Let's play free word association. We say the Sixties, and you say…
Uh, whoa. That turned ugly pretty quickly.
We guess war will do that to a country.
"Nam." This tiny word carries tremendous weight. The Vietnam War can incite a heap of feelings, including sorrow, regret, anger, revulsion, embarrassment, betrayal, and confusion. Many would rather forget it altogether, particularly those who think of this war as one of—if not the—most disastrous period in American history.
It might seem like the free-love 60s and the war 60s are two different periods, but in reality, one led to the other. It was only in response to the war that people went all tie-dye and passed out friendship bracelets like there was no tomorrow. The war was in full swing, and a whole lot of people weren't behind it.
Vietnam was the first major military loss for the U.S., and not simply because the U.S. failed to defeat communism, its most despised enemy during the Cold War. The Vietnam War, which lasted approximately fifteen years (far longer than any other war fought by the U.S.), was a political, economic, and military nightmare pretty much from start to finish.
In Shooting the Moon, Jamie and her family are stuck right in the middle of this mess. As a military man, the Colonel (a.k.a. her dad) is forced to make decisions about who should go to war, even though he's not that fussed on Nam in the first place. Frances O'Roark Dowell's 2009 book offers up an intimate perspective on the 1960s from people living through it.
And guess what? It turns out the decade was more than a bunch of hippies running around with rainbow peace signs.
You might love baseball and apple pie more than anyone else on the planet, but sooner or later, you'll disagree with something or other that happens in the good ol' USA. We're all for getting decked out in team gear when the Super Bowl comes on, but every once and a while, the government does something that makes us scratch our heads.

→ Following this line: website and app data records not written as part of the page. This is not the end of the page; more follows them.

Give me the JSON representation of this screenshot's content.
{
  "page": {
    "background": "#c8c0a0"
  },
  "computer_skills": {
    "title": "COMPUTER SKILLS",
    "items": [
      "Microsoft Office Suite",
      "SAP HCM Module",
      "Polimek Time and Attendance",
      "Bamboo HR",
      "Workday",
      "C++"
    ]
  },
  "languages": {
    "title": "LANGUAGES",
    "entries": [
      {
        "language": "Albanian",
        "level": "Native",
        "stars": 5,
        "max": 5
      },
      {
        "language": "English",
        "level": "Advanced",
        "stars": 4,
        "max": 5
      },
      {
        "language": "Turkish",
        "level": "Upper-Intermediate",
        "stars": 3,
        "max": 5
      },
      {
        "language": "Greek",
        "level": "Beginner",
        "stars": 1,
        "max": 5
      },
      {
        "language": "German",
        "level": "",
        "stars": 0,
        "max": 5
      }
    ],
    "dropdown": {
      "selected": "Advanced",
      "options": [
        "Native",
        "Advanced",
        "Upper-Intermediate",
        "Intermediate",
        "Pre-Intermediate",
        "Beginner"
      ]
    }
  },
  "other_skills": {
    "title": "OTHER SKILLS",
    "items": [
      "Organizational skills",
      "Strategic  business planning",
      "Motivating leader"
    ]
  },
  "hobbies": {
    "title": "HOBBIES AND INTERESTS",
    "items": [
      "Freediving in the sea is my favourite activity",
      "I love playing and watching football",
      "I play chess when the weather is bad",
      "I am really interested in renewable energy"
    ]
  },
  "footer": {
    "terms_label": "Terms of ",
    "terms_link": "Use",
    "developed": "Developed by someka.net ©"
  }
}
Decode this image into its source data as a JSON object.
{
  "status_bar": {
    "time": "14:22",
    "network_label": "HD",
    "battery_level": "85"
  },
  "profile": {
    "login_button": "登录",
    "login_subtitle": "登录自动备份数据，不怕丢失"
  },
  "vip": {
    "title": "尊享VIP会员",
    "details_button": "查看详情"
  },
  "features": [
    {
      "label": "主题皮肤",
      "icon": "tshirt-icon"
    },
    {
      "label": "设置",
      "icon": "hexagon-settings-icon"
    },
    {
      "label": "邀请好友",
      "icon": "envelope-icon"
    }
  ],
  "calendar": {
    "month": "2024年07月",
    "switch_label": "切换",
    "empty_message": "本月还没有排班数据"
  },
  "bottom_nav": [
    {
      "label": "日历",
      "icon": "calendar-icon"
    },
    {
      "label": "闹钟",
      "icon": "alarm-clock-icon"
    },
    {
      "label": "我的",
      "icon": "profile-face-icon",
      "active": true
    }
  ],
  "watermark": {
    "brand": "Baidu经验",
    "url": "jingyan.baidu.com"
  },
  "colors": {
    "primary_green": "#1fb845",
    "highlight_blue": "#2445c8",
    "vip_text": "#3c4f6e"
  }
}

Regardless of where you land politically, there are plenty of examples. In terms of U.S. history, though, The Vietnam War is a biggie. Loads of red, white, and blue-wearing Americans weren't exactly on board with the war. Many people organized sit-ins and protests in efforts to stop the war, and people rallied in the streets.
Despite resistance on the home front, nearly sixty thousand Americans died during Nam, and thousands more suffered from the physical and psychological repercussions of the brutal warfare in the jungles of Vietnam. As the war spiraled out of control, the American people came to distrust their leaders and question their nation's essential values.
Shooting the Moon asks readers to think about how they would handle a war they neither agree with nor like. It asks some tough questions about when to follow orders and when to resist. For Jamie and her family, life is all about the army—but when they are faced with a war they can't get behind, their patriotism is questioned. Whether you're a history buff who loves studying wars, or a pacifist who has no interest in warfare whatsoever, this book asks you to consider whether you can still love America while being against her decisions.
Visit Frances O'Roark Dowell
The author's website is jam-packed with information on her books, workshops, podcasts, and school visits.
In this interview, the author talks about how her husband encouraged her to write about her own experiences as an army brat.
What does the author say to people who call her book that? Find out in this interview.
The author credits her army brat days as giving her the survival skills she needed to become a writer.
Making Up Stories
Looking for a little writing guidance? Listen to the author explain her writing process in this video interview.
Watch one library's trailer for the book, which starts with TJ enlisting. (Libraries rule.)
Lights, Camera, Action
We like to think this is what Jamie's moon pictures would look like.
This picture from the Vietnam War shows what it was like to live in a POW camp like TJ did.
Jamie might think she's combat ready, but this is what war actually looks like.
Calling All Medics
TJ was expected to do grueling work as a medic, and this is what it would actually look like.